The octogenarian recalls her mother emphasizing to her and her siblings that it was their job to help people who were less fortunate than they were. That directive came from a widow who worked 16 hours a day to provide for her six children after their father suffered a heart attack and died. Archer was 8 when she lost her dad.

The inherited sense of duty coupled with her family connection to the military (her uncles and brothers served) led Archer to join the Navy, where she earned a Good Conduct Medal. She served from 1952-56, during which she traveled and performed with a naval entertainment troupe, worked in a photography lab, helped in the education office and eventually became a flight attendant. She later joined the Army, where she became a master sergeant and served until 1993.

We honor you, Rosebud Archer.

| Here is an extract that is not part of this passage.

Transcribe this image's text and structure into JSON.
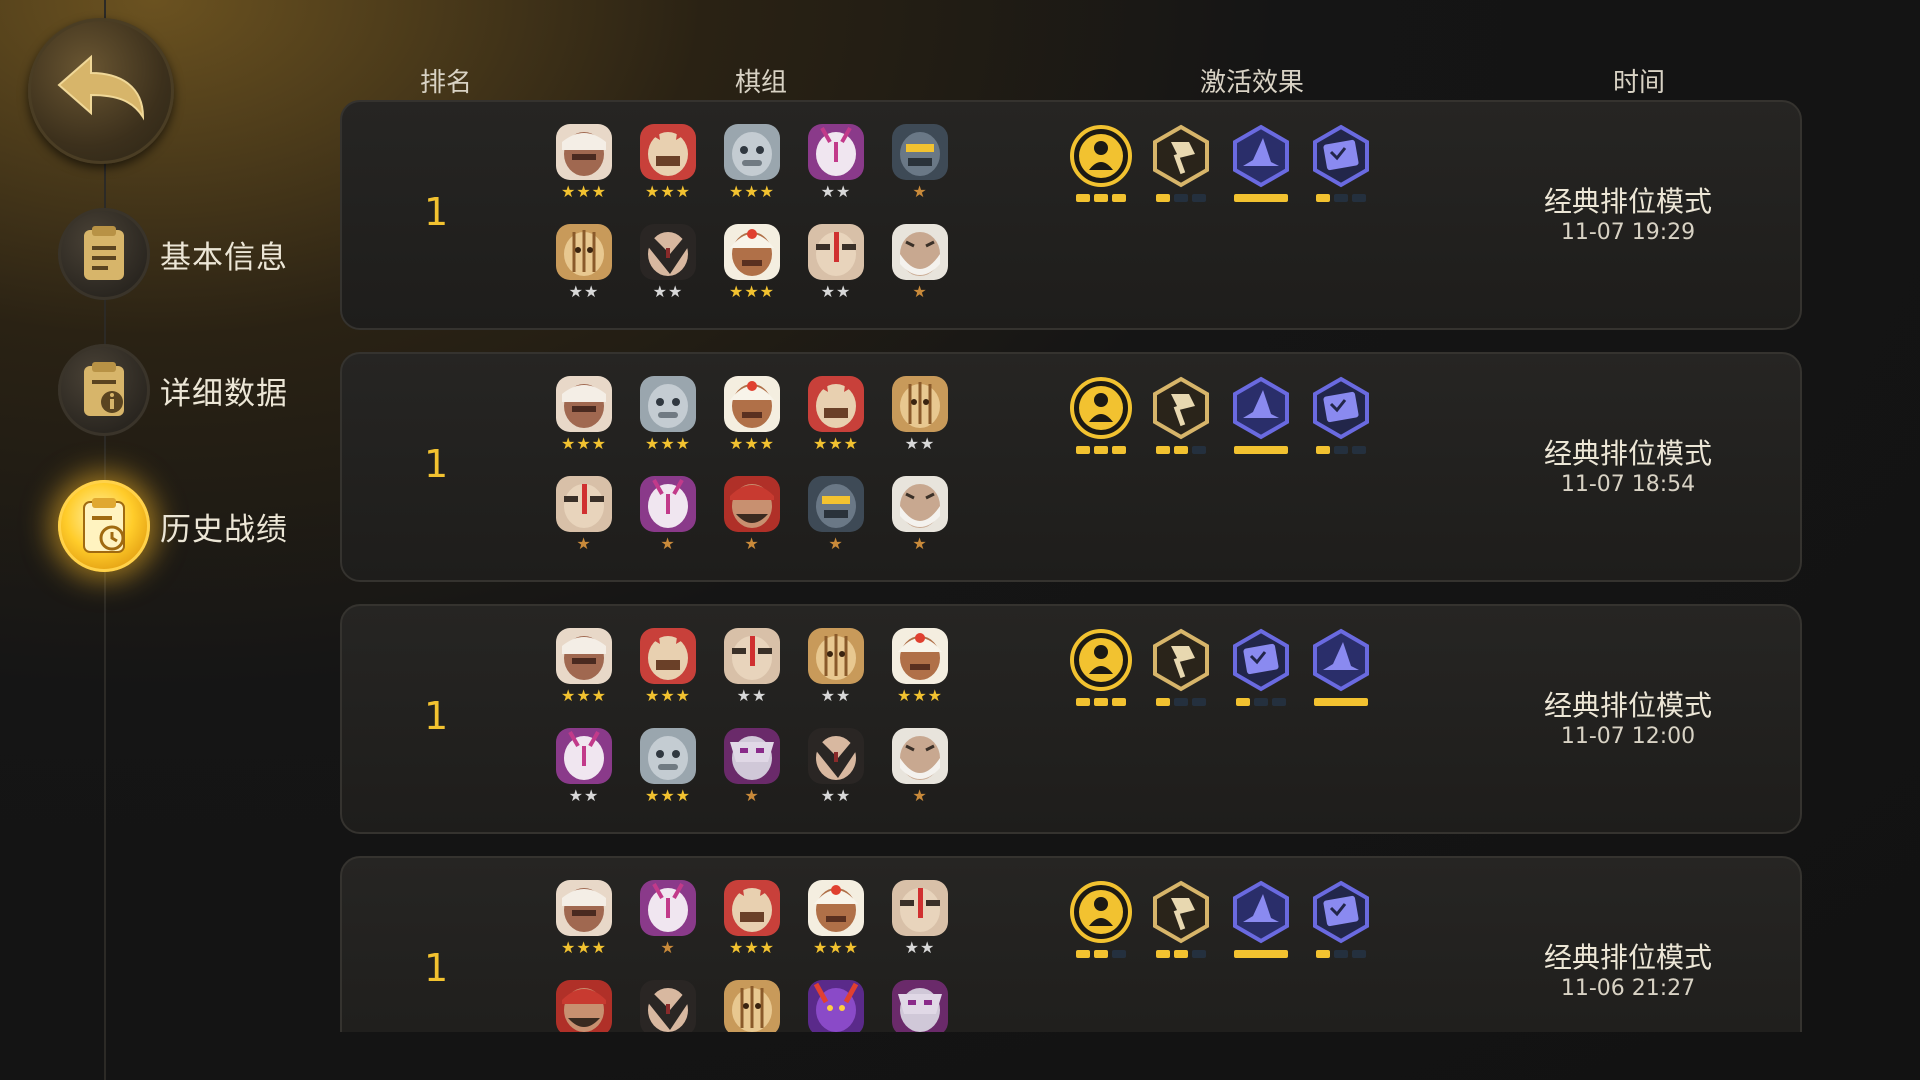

(#Repost @https://www.npr.org/2017/11/11/563064990/6-women-veterans-recall-their-military-service-it-was-just-the-thing-to-do)